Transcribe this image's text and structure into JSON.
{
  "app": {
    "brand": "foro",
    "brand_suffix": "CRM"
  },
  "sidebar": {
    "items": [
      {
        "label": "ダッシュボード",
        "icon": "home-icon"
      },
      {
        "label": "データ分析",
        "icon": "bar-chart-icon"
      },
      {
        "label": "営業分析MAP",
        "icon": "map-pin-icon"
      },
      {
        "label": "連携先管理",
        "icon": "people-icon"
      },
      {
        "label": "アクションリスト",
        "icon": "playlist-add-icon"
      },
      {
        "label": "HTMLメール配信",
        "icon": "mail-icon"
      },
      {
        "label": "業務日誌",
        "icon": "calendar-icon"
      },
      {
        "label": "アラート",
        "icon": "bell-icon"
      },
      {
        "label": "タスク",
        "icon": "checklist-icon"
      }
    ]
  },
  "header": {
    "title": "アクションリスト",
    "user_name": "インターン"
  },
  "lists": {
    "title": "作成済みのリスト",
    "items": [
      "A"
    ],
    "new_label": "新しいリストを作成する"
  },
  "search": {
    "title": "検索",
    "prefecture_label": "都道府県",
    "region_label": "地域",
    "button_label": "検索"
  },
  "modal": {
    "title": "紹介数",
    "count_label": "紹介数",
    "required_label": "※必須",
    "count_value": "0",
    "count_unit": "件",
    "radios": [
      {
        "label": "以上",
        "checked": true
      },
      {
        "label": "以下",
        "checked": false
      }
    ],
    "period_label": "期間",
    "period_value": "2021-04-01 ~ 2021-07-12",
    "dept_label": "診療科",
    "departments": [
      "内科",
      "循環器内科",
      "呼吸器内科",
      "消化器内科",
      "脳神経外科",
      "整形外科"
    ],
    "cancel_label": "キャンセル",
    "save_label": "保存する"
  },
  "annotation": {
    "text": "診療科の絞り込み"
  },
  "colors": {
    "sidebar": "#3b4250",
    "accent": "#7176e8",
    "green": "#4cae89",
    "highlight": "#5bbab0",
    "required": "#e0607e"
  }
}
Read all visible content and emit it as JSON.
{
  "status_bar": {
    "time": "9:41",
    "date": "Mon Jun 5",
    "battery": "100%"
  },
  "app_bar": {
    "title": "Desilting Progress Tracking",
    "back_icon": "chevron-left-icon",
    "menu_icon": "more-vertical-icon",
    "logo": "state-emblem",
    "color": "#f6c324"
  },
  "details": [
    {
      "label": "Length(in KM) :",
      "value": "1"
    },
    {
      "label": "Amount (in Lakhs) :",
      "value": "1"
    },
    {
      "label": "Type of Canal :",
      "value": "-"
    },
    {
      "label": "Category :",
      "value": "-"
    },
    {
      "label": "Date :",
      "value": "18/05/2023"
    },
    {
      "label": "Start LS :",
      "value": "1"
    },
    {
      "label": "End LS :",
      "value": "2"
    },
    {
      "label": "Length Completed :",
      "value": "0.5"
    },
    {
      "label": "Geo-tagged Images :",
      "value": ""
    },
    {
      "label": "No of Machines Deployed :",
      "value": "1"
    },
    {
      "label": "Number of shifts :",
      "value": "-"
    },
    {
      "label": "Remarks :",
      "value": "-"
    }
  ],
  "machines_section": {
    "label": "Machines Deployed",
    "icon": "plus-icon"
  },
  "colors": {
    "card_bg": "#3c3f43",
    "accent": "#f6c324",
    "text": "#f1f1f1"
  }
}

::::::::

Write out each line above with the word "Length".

* The answer:
      "label": "Length(in KM) :",
      "label": "Length Completed :",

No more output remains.